====== SOURCE INFORMATION

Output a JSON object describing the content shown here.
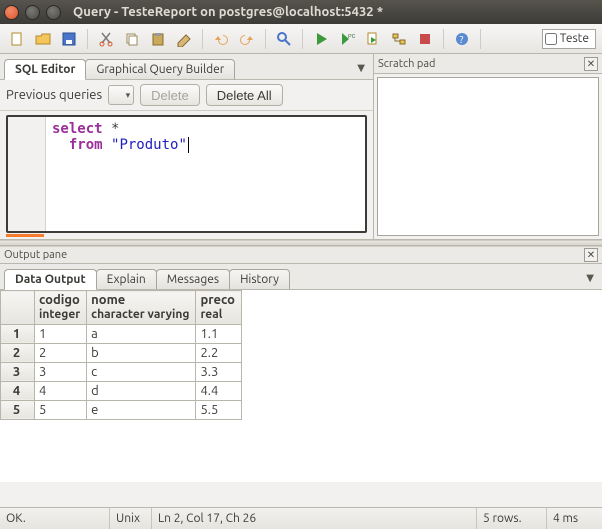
{
  "window": {
    "title": "Query - TesteReport on postgres@localhost:5432 *"
  },
  "toolbar": {
    "teste_label": "Teste"
  },
  "left": {
    "tab_sql": "SQL Editor",
    "tab_gqb": "Graphical Query Builder",
    "prev_label": "Previous queries",
    "delete_label": "Delete",
    "delete_all_label": "Delete All"
  },
  "sql": {
    "kw_select": "select",
    "star": " *",
    "kw_from": "from",
    "str_produto": "\"Produto\""
  },
  "scratch": {
    "title": "Scratch pad"
  },
  "output": {
    "pane_title": "Output pane",
    "tabs": {
      "data": "Data Output",
      "explain": "Explain",
      "messages": "Messages",
      "history": "History"
    },
    "columns": [
      {
        "name": "codigo",
        "type": "integer"
      },
      {
        "name": "nome",
        "type": "character varying"
      },
      {
        "name": "preco",
        "type": "real"
      }
    ],
    "rows": [
      {
        "n": "1",
        "codigo": "1",
        "nome": "a",
        "preco": "1.1"
      },
      {
        "n": "2",
        "codigo": "2",
        "nome": "b",
        "preco": "2.2"
      },
      {
        "n": "3",
        "codigo": "3",
        "nome": "c",
        "preco": "3.3"
      },
      {
        "n": "4",
        "codigo": "4",
        "nome": "d",
        "preco": "4.4"
      },
      {
        "n": "5",
        "codigo": "5",
        "nome": "e",
        "preco": "5.5"
      }
    ]
  },
  "status": {
    "ok": "OK.",
    "encoding": "Unix",
    "position": "Ln 2, Col 17, Ch 26",
    "rows": "5 rows.",
    "time": "4 ms"
  }
}
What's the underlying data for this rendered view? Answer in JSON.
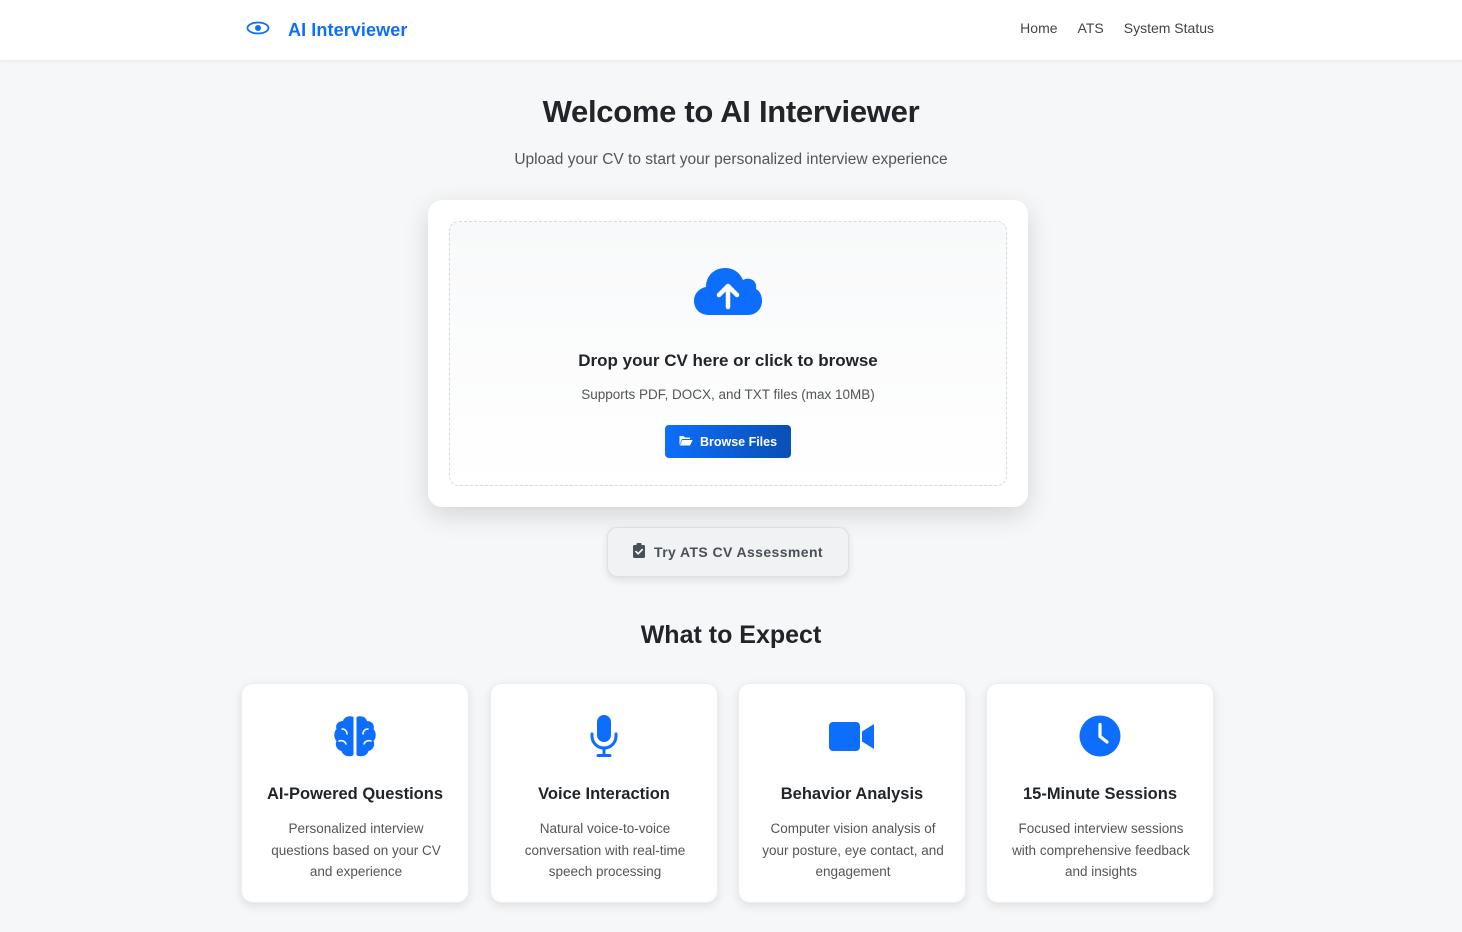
{
  "colors": {
    "accent": "#0d6efd",
    "accent_dark": "#0a4fb4",
    "page_bg": "#f6f7f9"
  },
  "nav": {
    "brand": "AI Interviewer",
    "brand_icon": "eye-icon",
    "links": [
      "Home",
      "ATS",
      "System Status"
    ]
  },
  "hero": {
    "title": "Welcome to AI Interviewer",
    "subtitle": "Upload your CV to start your personalized interview experience"
  },
  "upload": {
    "icon": "cloud-upload-icon",
    "title": "Drop your CV here or click to browse",
    "subtitle": "Supports PDF, DOCX, and TXT files (max 10MB)",
    "button_label": "Browse Files",
    "button_icon": "folder-open-icon"
  },
  "ats_button": {
    "label": "Try ATS CV Assessment",
    "icon": "clipboard-check-icon"
  },
  "features": {
    "title": "What to Expect",
    "items": [
      {
        "icon": "brain-icon",
        "title": "AI-Powered Questions",
        "description": "Personalized interview questions based on your CV and experience"
      },
      {
        "icon": "microphone-icon",
        "title": "Voice Interaction",
        "description": "Natural voice-to-voice conversation with real-time speech processing"
      },
      {
        "icon": "video-camera-icon",
        "title": "Behavior Analysis",
        "description": "Computer vision analysis of your posture, eye contact, and engagement"
      },
      {
        "icon": "clock-icon",
        "title": "15-Minute Sessions",
        "description": "Focused interview sessions with comprehensive feedback and insights"
      }
    ]
  }
}
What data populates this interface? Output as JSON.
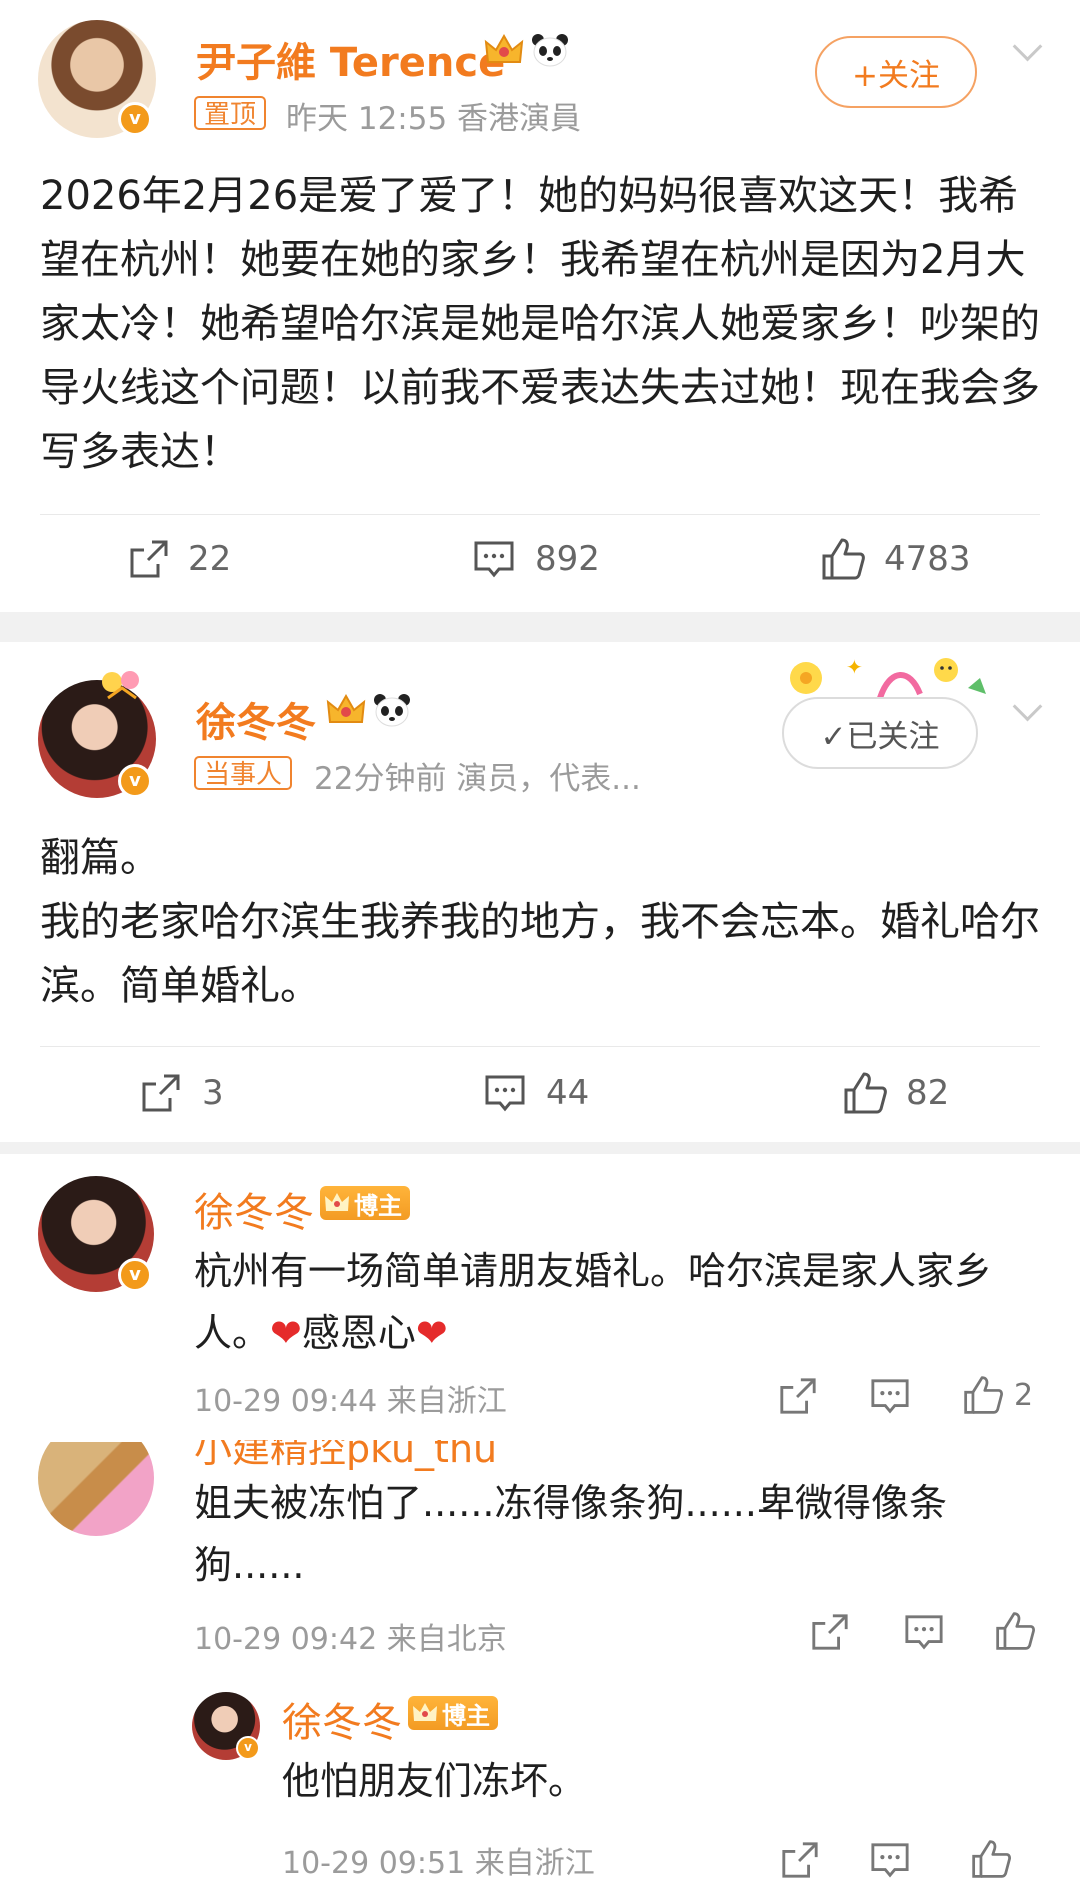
{
  "post1": {
    "author": "尹子維 Terence",
    "tag": "置顶",
    "meta": "昨天 12:55  香港演員",
    "follow_label": "+关注",
    "text": "2026年2月26是爱了爱了！她的妈妈很喜欢这天！我希望在杭州！她要在她的家乡！我希望在杭州是因为2月大家太冷！她希望哈尔滨是她是哈尔滨人她爱家乡！吵架的导火线这个问题！以前我不爱表达失去过她！现在我会多写多表达！",
    "reposts": "22",
    "comments": "892",
    "likes": "4783"
  },
  "post2": {
    "author": "徐冬冬",
    "tag": "当事人",
    "meta": "22分钟前  演员，代表...",
    "follow_label": "✓已关注",
    "text_line1": "翻篇。",
    "text_line2": "我的老家哈尔滨生我养我的地方，我不会忘本。婚礼哈尔滨。简单婚礼。",
    "reposts": "3",
    "comments": "44",
    "likes": "82"
  },
  "comments": [
    {
      "author": "徐冬冬",
      "badge": "博主",
      "text": "杭州有一场简单请朋友婚礼。哈尔滨是家人家乡人。",
      "text_heart_word": "感恩心",
      "time": "10-29 09:44  来自浙江",
      "likes": "2"
    },
    {
      "author": "小建精控pku_thu",
      "text": "姐夫被冻怕了......冻得像条狗......卑微得像条狗......",
      "time": "10-29 09:42  来自北京",
      "likes": ""
    },
    {
      "author": "徐冬冬",
      "badge": "博主",
      "text": "他怕朋友们冻坏。",
      "time": "10-29 09:51  来自浙江"
    }
  ],
  "colors": {
    "orange": "#f27b1f",
    "gray_text": "#9b9b9b",
    "divider": "#e9e9e9",
    "gap": "#f1f1f1"
  }
}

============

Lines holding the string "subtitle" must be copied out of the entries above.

    "subtitle": "Upload your CV to start your personalized interview experience"
    "subtitle": "Supports PDF, DOCX, and TXT files (max 10MB)",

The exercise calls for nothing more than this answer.